■ THE TASK: Only the number should be given: how many lines below contain "JSON".

(Saved entries)
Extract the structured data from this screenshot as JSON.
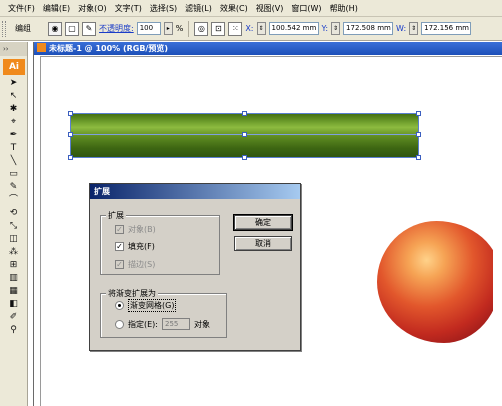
{
  "menu": [
    "文件(F)",
    "编辑(E)",
    "对象(O)",
    "文字(T)",
    "选择(S)",
    "滤镜(L)",
    "效果(C)",
    "视图(V)",
    "窗口(W)",
    "帮助(H)"
  ],
  "controlbar": {
    "selection_label": "编组",
    "opacity_label": "不透明度:",
    "opacity_value": "100",
    "opacity_unit": "%",
    "x_label": "X:",
    "x_value": "100.542 mm",
    "y_label": "Y:",
    "y_value": "172.508 mm",
    "w_label": "W:",
    "w_value": "172.156 mm"
  },
  "toolbar": {
    "header": "››",
    "logo": "Ai",
    "tools": [
      "➤",
      "↖",
      "✱",
      "⌖",
      "✒",
      "T",
      "╲",
      "▭",
      "✎",
      "⌒",
      "⟲",
      "⤡",
      "◫",
      "⁂",
      "⊞",
      "▥",
      "▦",
      "◧",
      "✐",
      "⚲"
    ]
  },
  "document": {
    "title": "未标题-1 @ 100% (RGB/预览)"
  },
  "dialog": {
    "title": "扩展",
    "expand_group_label": "扩展",
    "object_label": "对象(B)",
    "fill_label": "填充(F)",
    "stroke_label": "描边(S)",
    "gradient_group_label": "将渐变扩展为",
    "gradient_mesh_label": "渐变网格(G)",
    "specify_label": "指定(E):",
    "specify_value": "255",
    "specify_unit": "对象",
    "ok_label": "确定",
    "cancel_label": "取消"
  }
}
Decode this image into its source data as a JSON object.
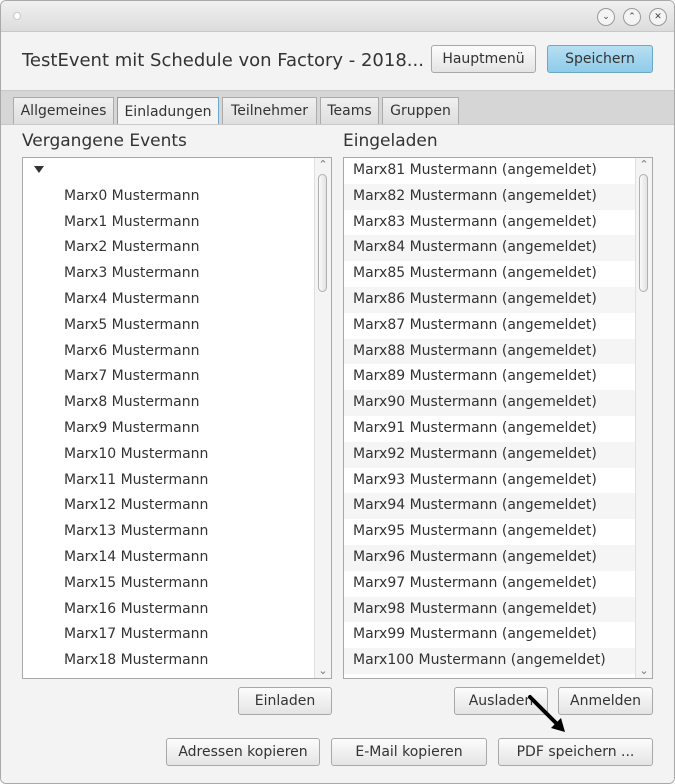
{
  "header": {
    "title": "TestEvent mit Schedule von Factory - 2018...",
    "main_menu_label": "Hauptmenü",
    "save_label": "Speichern"
  },
  "tabs": [
    {
      "label": "Allgemeines",
      "active": false
    },
    {
      "label": "Einladungen",
      "active": true
    },
    {
      "label": "Teilnehmer",
      "active": false
    },
    {
      "label": "Teams",
      "active": false
    },
    {
      "label": "Gruppen",
      "active": false
    }
  ],
  "past_events": {
    "label": "Vergangene Events",
    "items": [
      "Marx0 Mustermann",
      "Marx1 Mustermann",
      "Marx2 Mustermann",
      "Marx3 Mustermann",
      "Marx4 Mustermann",
      "Marx5 Mustermann",
      "Marx6 Mustermann",
      "Marx7 Mustermann",
      "Marx8 Mustermann",
      "Marx9 Mustermann",
      "Marx10 Mustermann",
      "Marx11 Mustermann",
      "Marx12 Mustermann",
      "Marx13 Mustermann",
      "Marx14 Mustermann",
      "Marx15 Mustermann",
      "Marx16 Mustermann",
      "Marx17 Mustermann",
      "Marx18 Mustermann"
    ],
    "invite_label": "Einladen"
  },
  "invited": {
    "label": "Eingeladen",
    "items": [
      "Marx81 Mustermann (angemeldet)",
      "Marx82 Mustermann (angemeldet)",
      "Marx83 Mustermann (angemeldet)",
      "Marx84 Mustermann (angemeldet)",
      "Marx85 Mustermann (angemeldet)",
      "Marx86 Mustermann (angemeldet)",
      "Marx87 Mustermann (angemeldet)",
      "Marx88 Mustermann (angemeldet)",
      "Marx89 Mustermann (angemeldet)",
      "Marx90 Mustermann (angemeldet)",
      "Marx91 Mustermann (angemeldet)",
      "Marx92 Mustermann (angemeldet)",
      "Marx93 Mustermann (angemeldet)",
      "Marx94 Mustermann (angemeldet)",
      "Marx95 Mustermann (angemeldet)",
      "Marx96 Mustermann (angemeldet)",
      "Marx97 Mustermann (angemeldet)",
      "Marx98 Mustermann (angemeldet)",
      "Marx99 Mustermann (angemeldet)",
      "Marx100 Mustermann (angemeldet)"
    ],
    "uninvite_label": "Ausladen",
    "register_label": "Anmelden"
  },
  "footer": {
    "copy_addresses_label": "Adressen kopieren",
    "copy_email_label": "E-Mail kopieren",
    "save_pdf_label": "PDF speichern ..."
  }
}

■ TASK RESULT: 2